Saturday, May 17, 2008

Who Killed the Electric Streetcar?

In 1922, according to internal General Motors files, Alfred P. Sloan, Jr., the MIT-trained genius behind GM established a special unit within the corporation which was charged, among other things, with the task of replacing America’s electric railways with cars, trucks and buses.

A year earlier, in 1921, GM lost $65 million, leading Sloan to conclude that the auto market was saturated, that those who desired cars already owned them, and that the only way to increase GM’s sales and restore its profitability was by eliminating its principal rival: electric railways.

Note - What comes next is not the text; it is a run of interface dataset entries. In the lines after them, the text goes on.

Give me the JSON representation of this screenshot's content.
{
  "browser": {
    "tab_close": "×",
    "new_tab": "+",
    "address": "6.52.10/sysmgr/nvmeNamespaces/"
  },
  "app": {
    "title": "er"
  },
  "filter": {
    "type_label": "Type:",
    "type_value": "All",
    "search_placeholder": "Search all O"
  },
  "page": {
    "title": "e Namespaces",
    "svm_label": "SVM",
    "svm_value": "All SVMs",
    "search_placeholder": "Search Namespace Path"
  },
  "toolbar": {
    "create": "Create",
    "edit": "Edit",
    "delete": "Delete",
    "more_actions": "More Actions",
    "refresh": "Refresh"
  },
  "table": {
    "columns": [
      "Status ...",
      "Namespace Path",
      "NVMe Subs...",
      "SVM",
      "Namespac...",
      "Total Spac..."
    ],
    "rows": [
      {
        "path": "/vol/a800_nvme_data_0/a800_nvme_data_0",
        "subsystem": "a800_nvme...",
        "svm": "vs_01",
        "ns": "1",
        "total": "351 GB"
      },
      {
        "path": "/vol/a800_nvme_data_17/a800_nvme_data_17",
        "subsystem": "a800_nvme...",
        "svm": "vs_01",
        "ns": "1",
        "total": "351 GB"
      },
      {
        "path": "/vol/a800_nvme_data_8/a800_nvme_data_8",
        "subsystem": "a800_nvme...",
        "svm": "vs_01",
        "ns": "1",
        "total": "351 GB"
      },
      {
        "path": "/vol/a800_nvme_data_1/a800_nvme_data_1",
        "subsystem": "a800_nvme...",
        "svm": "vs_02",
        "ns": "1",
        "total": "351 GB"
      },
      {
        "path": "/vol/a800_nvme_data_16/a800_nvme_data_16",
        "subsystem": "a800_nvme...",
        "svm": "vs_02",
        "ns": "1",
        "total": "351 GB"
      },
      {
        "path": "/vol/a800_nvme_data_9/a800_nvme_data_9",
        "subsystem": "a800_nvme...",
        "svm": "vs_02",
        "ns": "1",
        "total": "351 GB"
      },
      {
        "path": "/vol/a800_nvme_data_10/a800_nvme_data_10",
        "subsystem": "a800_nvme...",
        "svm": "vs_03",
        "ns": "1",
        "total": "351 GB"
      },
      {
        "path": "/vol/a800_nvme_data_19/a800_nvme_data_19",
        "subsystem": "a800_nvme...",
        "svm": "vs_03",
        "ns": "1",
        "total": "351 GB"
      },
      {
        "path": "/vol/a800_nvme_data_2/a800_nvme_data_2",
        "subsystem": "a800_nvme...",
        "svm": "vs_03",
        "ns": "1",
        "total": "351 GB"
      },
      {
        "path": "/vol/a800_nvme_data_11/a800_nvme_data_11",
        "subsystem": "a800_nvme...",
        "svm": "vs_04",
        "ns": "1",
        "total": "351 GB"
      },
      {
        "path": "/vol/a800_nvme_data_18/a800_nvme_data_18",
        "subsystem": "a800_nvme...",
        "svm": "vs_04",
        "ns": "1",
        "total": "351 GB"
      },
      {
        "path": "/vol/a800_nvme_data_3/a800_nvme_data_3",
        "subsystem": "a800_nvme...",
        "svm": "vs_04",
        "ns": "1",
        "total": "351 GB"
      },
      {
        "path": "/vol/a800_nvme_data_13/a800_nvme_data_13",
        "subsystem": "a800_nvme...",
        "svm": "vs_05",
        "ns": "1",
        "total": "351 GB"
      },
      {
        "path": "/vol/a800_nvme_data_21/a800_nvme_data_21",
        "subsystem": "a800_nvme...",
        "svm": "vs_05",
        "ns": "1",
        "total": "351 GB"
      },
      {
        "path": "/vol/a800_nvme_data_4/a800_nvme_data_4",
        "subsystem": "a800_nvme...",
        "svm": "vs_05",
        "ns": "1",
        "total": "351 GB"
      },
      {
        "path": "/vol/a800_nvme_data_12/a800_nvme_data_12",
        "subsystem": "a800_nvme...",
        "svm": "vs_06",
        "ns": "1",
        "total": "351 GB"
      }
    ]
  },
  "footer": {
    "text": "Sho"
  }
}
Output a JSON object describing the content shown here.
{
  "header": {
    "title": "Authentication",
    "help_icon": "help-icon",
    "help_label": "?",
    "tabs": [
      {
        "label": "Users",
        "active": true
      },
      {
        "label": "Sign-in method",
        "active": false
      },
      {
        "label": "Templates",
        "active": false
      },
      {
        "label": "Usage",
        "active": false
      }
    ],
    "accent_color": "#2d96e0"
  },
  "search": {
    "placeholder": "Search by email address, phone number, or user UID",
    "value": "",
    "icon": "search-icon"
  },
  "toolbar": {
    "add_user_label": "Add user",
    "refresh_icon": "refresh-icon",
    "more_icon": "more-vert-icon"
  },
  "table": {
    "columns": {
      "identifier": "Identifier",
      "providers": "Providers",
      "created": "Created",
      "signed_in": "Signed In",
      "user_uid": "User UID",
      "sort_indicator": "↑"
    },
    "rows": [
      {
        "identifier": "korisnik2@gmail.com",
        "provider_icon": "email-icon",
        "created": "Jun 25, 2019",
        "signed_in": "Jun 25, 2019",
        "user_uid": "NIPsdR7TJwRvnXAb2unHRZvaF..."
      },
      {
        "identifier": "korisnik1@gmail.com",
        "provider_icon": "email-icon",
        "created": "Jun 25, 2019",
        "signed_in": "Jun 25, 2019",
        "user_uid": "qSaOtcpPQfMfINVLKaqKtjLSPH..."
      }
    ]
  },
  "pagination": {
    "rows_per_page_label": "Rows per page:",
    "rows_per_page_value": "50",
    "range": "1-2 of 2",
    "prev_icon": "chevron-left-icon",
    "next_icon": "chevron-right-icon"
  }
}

At the time, 90 percent of all trips were by rail, chiefly electric rail; only one in 10 Americans owned an automobile. There were 1,200 separate electric street and interurban railways, a thriving and profitable industry with 44,000 miles of track, 300,000 employees, 15 billion annual passengers, and $1 billion in income. Virtually every city and town in America of more than 2,500 people had its own electric rail system.

Together with Firestone Tire, Standard Oil of California and Phillips Petroleum, General Motors formed the National City Lines (NCL) holding company, which acquired most streetcar systems throughout the United States, dismantled them, and replaced them with buses in the mid 20th century.

Convicted of violating the Sherman Antitrust Act, GM was fined $5,000 and each executive was ordered to pay a nominal fine of $1 for a conspiracy to force the streetcar systems to buy GM buses instead of other buses (but not for dismantling the streetcar systems, which were also being dismantled by non-NCL owned systems).